From healthy and nutritious trail mixes and granolas to hearty stuffings and salads to boozed up mincemeat pies and Swedish mulled wines, dried fruit is a versatile addition to a number of food and drink items, used to impart extra sweetness or texture, or both. They're also delicious when enjoyed on their own, something humans have been doing for centuries. Dried fruit is also highly nutritious. As reported by Healthline, dried fruit is a great source of fiber, micronutrients, and antioxidants, and in particular polyphenols, and certain dried fruits may help prevent or fight certain diseases, including heart disease, cancer, and osteoporosis.

On the downside, dried fruits are proportionally high in calories, carbs, and sugars, and should be consumed in moderation, advises WedMD. Healthline further warns that some dried fruits may also contain sulfites, which can cause skin rashes, asthma attacks, and stomach cramps in those with sulfite sensitivities. Moreover, improper storage and handling of dried fruit can lead to contamination with fungi, toxins, and, it turns out, other pathogens like the bacteria that causes salmonella (via Eat This, Not That!), which may make you think twice about consuming dried fruit at all.

Dried fruit has been linked to food-borne illnesses

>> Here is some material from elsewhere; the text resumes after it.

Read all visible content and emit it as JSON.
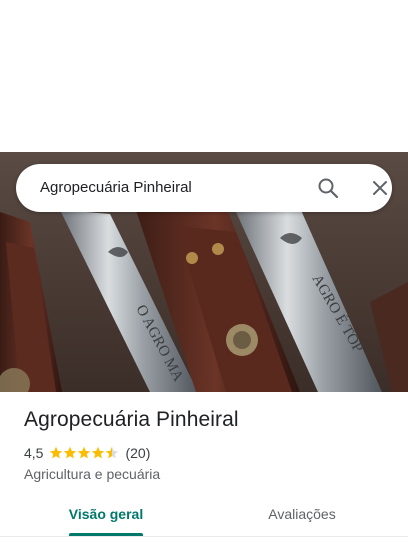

Although low moisture foods like dried fruit don't typically support the growth of bacteria like salmonella, poor sanitation practices and monitoring can lead to contamination by salmonella and other pathogens, which can then survive in the low moisture environment for a long period of time, warns a study published in The Journal of Food Protection. A salmonella outbreak in Norway in 2018 and 2019, which led to dozens of illnesses and hospitalizations, was traced to dried fruit from various countries. A potential salmonella contamination also led to a recall of certain dried fruit sold through Costco in 2020.

In light of these concerns, scientists have been working on finding a solution, including potential new methods of decontamination. One study in particular (via the International Journal of Food Microbiology), which looked at both an ethanol sanitizer method and a oxidation method involving UV light, ozone, and hydrogen peroxide, showed some promise. However, more studies need to be done before safe and widespread application. Until then, it may be safest to avoid dried fruit altogether for a while.